The First Question: Why?
A good reporter's first task is to ask questions. It's a family habit of ours, learned early on.
My first memory is of waving good-bye to Dad on our sun-drenched lawn one Sunday morning a hundred yards north of the sparkling lake. I was two. Dad piled into a car bound for Madison, Wisconsin, where he would be a guinea pig for a potential cure for tuberculosis. The year was 1959.
Why did he leave me there? Where was he going? Would he come back?
A childhood friend of his from Whittemore, Iowa, Lloyd Roth, head of the department of pharmacology at the University of Chicago, was working on this project at the Veterans Administration hospital. Roth was also a physicist and had worked on the Manhattan Project, which developed the atomic bomb.
Dad had picked up TB during World War II while stationed in Sicily with the Army Air Corps. He was a captain in charge of a supply depot at an air base; it's a wonder the planes could fly because he didn't know a screw from a screwdriver. The disease didn't fully manifest itself until after the war. When it did, more than a decade later, our family was in quarantine in Storm Lake, Iowa, a meatpacking town of about seven thousand with a small college and, yes, a lake.
There we were, Mom alone with six kids, I the youngest.
Brother Bill let loose hamsters in the basement that spread throughout the house.
Brother Jim and I painted the basement red—including the clothes and bedding drying in the furnace room.
Brother Tom, the eldest, tore the screen doors off the Corral Drive-In theater with a beery buddy.
Brother John wanted to run away.
Sister Ann was taking care of me, after a fashion.
Mom called Dad in the hospital hoping for sympathy. He laughed.
They took out a lung and he wasn't supposed to last more than a few months. He made it fourteen years, just long enough for me not to understand him.
Meantime, Mom had been battling the VA ever since the war ended, trying to get him promised benefits. The records building in St. Louis burned down and with it the evidence that Dad contracted TB while in service.
She had been through an endless siege for information before. Her first husband and father of my oldest brother, Tom, Omer Kelly, was shot to death in a Chicago bar when Tom was about two. Mom spent years trying to find out how he died. Her father, Art Murray, traveled from Bancroft, Iowa, to Chicago with his lawyer, Luke Linnan, to find justice. Linnan had an old friend who was a judge there. The judge told them to go home, and to quit asking questions.
She never quit asking.
Our mother reared us to do the same.
Sometimes your questions get answered.

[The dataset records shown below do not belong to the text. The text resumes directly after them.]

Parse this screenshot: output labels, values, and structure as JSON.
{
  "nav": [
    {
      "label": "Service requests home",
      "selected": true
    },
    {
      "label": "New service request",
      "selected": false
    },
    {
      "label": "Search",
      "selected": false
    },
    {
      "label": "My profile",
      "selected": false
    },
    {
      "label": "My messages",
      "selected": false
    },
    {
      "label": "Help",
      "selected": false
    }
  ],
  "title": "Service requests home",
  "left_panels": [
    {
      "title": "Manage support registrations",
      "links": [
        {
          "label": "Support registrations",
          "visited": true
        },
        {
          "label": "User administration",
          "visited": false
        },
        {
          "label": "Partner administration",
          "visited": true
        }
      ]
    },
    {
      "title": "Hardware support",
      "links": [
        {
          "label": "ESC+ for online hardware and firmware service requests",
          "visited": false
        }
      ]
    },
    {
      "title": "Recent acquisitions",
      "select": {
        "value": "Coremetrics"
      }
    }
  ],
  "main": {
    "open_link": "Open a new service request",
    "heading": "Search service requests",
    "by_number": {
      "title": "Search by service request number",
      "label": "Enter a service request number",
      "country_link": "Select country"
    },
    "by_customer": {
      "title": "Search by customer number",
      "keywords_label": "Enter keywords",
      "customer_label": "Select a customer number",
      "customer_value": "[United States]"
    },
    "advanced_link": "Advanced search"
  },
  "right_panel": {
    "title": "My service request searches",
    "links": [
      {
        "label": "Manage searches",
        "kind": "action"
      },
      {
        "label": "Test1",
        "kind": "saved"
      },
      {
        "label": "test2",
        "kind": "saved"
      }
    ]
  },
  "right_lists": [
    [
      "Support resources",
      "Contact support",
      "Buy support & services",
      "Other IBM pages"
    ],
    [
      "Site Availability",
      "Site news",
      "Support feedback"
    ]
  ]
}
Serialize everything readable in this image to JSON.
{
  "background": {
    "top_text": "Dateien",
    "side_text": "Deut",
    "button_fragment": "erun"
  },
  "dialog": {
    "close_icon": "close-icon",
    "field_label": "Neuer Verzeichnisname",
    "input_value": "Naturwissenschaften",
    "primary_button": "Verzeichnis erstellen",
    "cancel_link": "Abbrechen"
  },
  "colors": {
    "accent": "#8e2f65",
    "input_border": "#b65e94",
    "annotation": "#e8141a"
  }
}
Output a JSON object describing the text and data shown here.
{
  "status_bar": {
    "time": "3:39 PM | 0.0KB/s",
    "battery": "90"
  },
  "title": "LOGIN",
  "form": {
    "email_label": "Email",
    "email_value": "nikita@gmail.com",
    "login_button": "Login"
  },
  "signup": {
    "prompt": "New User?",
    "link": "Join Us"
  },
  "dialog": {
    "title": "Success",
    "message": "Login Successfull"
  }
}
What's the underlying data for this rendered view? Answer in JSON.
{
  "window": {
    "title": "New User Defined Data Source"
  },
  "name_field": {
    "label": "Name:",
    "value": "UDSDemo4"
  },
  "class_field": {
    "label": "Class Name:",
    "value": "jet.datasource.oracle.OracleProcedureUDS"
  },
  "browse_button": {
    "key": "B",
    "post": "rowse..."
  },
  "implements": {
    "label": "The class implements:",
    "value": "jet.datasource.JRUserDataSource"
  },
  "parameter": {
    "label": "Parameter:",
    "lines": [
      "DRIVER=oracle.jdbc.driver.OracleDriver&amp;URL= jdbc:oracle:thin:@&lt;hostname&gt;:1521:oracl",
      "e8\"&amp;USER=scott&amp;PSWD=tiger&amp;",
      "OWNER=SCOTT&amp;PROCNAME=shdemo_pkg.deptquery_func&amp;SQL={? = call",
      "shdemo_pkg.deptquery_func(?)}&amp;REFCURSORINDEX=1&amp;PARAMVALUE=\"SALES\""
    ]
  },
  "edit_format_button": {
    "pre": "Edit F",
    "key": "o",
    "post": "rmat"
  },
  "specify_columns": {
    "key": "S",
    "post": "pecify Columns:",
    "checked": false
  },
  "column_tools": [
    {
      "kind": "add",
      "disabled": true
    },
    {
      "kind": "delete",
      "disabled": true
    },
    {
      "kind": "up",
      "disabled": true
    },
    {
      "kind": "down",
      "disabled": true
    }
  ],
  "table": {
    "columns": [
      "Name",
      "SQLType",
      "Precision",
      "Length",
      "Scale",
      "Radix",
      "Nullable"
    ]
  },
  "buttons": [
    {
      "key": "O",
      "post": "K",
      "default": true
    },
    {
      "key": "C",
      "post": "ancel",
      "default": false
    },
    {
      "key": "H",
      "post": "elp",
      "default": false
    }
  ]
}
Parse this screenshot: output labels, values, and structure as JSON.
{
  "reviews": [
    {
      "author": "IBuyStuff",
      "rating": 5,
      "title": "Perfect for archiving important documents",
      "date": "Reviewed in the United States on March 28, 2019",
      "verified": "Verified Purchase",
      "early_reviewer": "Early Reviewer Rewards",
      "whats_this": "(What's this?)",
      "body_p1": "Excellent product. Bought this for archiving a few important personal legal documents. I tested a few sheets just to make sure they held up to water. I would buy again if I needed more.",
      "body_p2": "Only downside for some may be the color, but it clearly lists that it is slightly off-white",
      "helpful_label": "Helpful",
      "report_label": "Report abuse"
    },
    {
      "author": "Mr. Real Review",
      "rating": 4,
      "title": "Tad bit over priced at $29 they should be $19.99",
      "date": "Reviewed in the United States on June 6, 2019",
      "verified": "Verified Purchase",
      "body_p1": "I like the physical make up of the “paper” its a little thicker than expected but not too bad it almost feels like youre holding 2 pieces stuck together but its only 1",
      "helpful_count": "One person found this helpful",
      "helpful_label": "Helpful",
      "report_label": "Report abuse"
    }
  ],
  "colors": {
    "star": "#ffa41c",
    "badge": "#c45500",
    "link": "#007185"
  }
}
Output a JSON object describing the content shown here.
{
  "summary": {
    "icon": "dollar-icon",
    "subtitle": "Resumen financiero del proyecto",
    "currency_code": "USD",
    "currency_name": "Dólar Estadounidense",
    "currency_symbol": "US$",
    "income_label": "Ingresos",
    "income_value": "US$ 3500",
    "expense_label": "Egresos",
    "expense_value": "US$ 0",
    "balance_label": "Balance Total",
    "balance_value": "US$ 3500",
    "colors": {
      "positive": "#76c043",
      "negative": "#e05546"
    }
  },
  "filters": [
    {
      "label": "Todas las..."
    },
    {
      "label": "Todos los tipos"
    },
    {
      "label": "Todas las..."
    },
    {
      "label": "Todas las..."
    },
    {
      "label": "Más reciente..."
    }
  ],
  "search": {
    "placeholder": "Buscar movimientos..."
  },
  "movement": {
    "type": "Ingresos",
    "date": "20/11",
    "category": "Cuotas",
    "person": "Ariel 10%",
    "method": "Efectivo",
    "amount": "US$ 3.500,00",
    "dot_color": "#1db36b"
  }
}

Which means, of course, that often they don't. I have been a reporter and editor for Iowa newspapers for thirty-eight years, and I've spent a lot of that time asking questions about little towns and about quiet people who also ask the same questions amid a patchwork of corn and soybean rows.
I didn't mean to wind up in Storm Lake at all. I was driving to the big city and bright lights but took a U-turn to come back home where brother John had just started a weekly newspaper, The Storm Lake Times. I did not want to go back. But the journey led me to the story of a lifetime, to a Pulitzer Prize in 2017 for taking on corporate agriculture over river pollution, and down a road to a place where I finally realized that I belonged.
Worlds are built and worlds are buried amid the tall grass here in Iowa. You plunge your finger in the soft black soil and expose a seed, a kernel of knowing where you are, a story, an idea, a myth of who you are, and it grows out here against all the odds. It persists against the hail that comes sideways. It preserves itself frozen in a January gale out of the northwest that makes you wonder how you ever survived. It gets flooded and scorched and comes back. No matter what you do for the next ten years, it comes back. It demands you pay heed to it, heel to it, nurture it, and hope for it. It's the land, the story, an impulse to take a rough first draft of history, a drive to divine some truth in a place that lays it bare, by asking and listening. To love a place and be its chronicler, to commit yourself to it, to prick its conscience and make it aware that we have bucked up against its limits, and to leave your mark for posterity. The seed becomes a song, its verses written in this expansive green garden, and you are left to discern them and write one anew. To be a friend to the place and not to spoil it.
These are the questions I start with.
Who came first, and where did they go?
What is our place?
When will I live up to him?
How do we live against that horizon?
Why am I drawn or pushed here?
Where are we going?
Into the pink sunset, down Buena Vista County blacktop C-49, as the combines spew dust and corn stover, you can almost see the lights eleven miles west as dusk enshrouds Varina, home to St. Columbkille Catholic Church and a grain elevator outpost with a smattering of weathered frame houses.
Storm Lake, Iowa.